Vintage trailer enthusiasts renovate and decorate their own little piece of American history.
VINTAGE TRAILERS HAVE BEEN A HOT TREND, AND “FINDING THE ELUSIVE TRAILER TO RESTORE IS HALF THE FUN,” WRITES VICTORIA OCKEN IN HER NEW BOOK, Vintage Trailer Voyeur: A Peek Inside the Unique Custom Trailer Culture. The other fun, of course, is when vintage-trailer enthusiasts decorate the interior of their trailers. “Every garage sale, junk store and auction is ripe with decorating possibilities,” writes Vicki. Vintage trailer owners “feel the tingle of anticipation run up their spine as they sort through the past, thrilled with the slightest piece of memorabilia. A postcard, original upholstery hidden under slipcovers or a forgotten toy—anything that tells a tale of the past and the ghosts that lurk there,” she writes. Why are these trailers so appealing? “It’s probably rooted in many things,” she says. “Nostalgia for the past, a simpler time. Or the desire to unplug from the technology that we can’t escape in our daily lives. The in-

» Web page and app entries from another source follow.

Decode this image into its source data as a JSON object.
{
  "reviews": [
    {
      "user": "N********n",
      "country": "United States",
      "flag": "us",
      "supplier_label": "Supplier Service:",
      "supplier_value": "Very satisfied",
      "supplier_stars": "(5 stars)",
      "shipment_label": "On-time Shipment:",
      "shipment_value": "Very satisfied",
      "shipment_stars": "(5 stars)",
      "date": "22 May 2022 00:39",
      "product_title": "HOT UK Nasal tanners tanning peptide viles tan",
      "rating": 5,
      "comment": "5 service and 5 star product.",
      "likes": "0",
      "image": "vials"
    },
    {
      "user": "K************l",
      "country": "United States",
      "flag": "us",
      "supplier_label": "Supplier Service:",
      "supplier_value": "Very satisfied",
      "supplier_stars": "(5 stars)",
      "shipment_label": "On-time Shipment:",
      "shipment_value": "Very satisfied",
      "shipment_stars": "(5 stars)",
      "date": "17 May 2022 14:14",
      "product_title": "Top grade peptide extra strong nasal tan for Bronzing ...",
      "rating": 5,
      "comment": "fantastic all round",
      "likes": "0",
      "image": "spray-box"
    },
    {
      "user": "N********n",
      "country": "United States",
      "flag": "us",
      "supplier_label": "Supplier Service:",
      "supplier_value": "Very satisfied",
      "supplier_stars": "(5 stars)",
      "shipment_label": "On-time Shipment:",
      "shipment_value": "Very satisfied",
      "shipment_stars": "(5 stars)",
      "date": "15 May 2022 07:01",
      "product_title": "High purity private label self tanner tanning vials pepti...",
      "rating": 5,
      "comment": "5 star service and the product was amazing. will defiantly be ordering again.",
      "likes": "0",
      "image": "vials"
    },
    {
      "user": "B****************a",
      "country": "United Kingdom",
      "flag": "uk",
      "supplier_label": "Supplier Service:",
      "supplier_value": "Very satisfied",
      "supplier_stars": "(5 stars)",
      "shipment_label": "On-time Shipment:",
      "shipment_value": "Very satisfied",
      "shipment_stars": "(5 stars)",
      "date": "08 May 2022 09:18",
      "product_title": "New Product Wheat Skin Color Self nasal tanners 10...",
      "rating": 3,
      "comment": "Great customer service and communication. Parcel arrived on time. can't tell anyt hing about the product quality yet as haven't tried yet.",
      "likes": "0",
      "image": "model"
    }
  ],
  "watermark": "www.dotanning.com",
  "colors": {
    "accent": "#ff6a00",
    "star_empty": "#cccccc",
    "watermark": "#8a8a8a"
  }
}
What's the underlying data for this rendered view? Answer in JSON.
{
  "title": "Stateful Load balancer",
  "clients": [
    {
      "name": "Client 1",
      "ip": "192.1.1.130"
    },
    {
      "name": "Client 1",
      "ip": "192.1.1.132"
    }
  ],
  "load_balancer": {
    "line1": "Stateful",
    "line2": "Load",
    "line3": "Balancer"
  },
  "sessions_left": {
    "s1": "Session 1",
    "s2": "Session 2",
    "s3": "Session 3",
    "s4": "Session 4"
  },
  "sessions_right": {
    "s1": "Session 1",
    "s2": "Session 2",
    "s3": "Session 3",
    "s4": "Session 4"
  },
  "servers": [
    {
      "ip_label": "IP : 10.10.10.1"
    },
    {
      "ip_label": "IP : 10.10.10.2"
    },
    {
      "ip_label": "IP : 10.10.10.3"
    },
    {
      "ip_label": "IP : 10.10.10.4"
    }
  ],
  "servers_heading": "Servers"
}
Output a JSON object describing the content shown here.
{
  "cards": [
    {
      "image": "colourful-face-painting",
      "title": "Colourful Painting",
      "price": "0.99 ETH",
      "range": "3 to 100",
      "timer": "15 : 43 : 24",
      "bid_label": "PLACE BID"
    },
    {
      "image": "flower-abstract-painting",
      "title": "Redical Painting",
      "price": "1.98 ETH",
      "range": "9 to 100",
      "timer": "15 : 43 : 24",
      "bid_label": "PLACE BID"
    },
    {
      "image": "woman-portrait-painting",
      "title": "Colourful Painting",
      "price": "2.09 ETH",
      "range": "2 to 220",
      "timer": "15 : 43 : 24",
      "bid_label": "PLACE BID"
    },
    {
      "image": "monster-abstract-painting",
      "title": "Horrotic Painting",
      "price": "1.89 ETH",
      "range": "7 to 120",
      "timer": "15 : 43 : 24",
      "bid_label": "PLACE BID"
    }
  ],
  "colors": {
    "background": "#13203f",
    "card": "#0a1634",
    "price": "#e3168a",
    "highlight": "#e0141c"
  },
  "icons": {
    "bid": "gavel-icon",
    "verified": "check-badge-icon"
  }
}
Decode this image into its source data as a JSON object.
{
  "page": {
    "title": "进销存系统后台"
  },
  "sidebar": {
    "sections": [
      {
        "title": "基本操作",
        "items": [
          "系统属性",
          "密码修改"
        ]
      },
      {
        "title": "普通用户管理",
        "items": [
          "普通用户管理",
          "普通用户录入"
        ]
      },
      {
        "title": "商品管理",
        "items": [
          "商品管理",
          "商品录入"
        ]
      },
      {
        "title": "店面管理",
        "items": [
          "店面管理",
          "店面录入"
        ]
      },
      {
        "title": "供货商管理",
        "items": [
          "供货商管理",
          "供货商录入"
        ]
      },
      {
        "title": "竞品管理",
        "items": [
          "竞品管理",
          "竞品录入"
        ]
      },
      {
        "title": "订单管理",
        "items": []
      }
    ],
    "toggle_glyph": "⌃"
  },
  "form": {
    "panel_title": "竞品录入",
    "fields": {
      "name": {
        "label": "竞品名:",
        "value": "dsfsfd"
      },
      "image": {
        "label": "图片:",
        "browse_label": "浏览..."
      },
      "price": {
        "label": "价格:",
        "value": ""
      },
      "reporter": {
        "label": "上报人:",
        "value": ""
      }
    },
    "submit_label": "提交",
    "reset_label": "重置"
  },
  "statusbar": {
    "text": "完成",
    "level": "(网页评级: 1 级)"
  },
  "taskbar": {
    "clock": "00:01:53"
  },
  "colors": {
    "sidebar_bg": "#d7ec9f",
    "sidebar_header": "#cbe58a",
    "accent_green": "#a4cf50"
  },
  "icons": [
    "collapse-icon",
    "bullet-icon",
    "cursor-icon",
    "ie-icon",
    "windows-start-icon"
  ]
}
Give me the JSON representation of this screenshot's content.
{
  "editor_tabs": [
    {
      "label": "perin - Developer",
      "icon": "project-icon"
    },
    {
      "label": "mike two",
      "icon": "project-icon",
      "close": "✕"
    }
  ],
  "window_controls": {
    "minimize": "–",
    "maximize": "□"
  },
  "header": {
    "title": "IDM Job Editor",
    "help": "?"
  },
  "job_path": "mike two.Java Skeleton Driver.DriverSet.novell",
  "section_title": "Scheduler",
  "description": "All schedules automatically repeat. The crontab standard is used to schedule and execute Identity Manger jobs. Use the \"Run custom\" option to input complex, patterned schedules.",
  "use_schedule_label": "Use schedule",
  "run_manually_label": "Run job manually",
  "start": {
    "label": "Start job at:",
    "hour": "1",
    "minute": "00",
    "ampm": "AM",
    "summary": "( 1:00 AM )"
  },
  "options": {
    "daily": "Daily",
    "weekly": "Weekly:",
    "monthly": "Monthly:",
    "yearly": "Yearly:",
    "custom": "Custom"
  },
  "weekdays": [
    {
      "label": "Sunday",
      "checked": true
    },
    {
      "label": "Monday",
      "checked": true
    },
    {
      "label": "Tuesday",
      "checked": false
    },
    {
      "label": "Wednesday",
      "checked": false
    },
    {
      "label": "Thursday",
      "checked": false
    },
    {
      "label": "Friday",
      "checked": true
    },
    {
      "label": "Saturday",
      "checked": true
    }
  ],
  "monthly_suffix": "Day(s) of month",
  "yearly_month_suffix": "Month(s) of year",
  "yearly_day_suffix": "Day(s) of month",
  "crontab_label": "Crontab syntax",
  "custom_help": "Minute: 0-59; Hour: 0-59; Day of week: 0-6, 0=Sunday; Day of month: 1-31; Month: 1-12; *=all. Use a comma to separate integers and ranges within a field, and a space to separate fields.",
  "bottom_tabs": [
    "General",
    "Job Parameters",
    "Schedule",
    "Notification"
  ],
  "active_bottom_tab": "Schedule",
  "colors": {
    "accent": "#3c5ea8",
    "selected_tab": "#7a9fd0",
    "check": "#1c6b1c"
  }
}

terest in reconnecting with family and making new friends. These old trailers are simple, but ingenious at the same time. They inspire us to go back to a time where we could take pleasure in baking a pie, doing dishes by hand, eating under the stars, finding enjoyment in the smallest moments.” Vicki has been immersed in the quirky and obsessive world of the vintage trailer lifestyle for much of her life, and in this, her first book on the subject, she takes readers along to places like a vintage trailer rally and an all-girls’ camp. You’ll love the décor of these road-going jewels, from a chenille bedspread to a period-perfect Dixie stove, all on display in the book’s 300 photos. That’s because trailer owners finish off their meticulous restorations in one of two ways: either with carefully chosen accessories appropriate to the period of the trailers or using an equally carefully chosen—and quite possibly outrageous—motif. Vicki has seen trailers decorated with vintage wallpapers, old maps, special paint effects and even pennies glued on. “Anything that will fit through the door and doesn’t make the trailer too heavy is a possibility,” says Vicki. “Claw-foot tubs surrounded by gauzy vintage curtains. Old feather beds with crocheted linens. Antique dressers. Brass beds.” However, total weight and weight distribution do need to be taken into account for a trailer that will be moving. The beauty of trailer décor is that nothing has to be permanent. “You can trade things out as your whims change or as your shopping trips find new treasures. The fun of decorating the trailers is the journey. It never ends; it just evolves as your life and interests do.”
“Every garage sale, junk store and auction is ripe with decorating possibilities.”
The pastime of vintage trailer restoration is very popular with women. Vicki thinks it’s because many women spend their lives taking care of others, and have commitments ranging from family to jobs and homes. Trailers, she says, “offer an escape and independence. There is nothing like making your vision come to life, then hooking it up and hitting the open road. Meeting other like-minded women or traveling on their own, women find solace in these little trailers. It is a peaceful retreat, even if you are just sitting in the driveway—a little piece of heaven shrouded in aluminum.”
A TRAILER NAMED “RIVET,” enjoys his natural habitat: a scenic mountain range.
BUTTERCUP SITS UNDER STORM CLOUDS, her aluminum skin. waiting for the rain to cool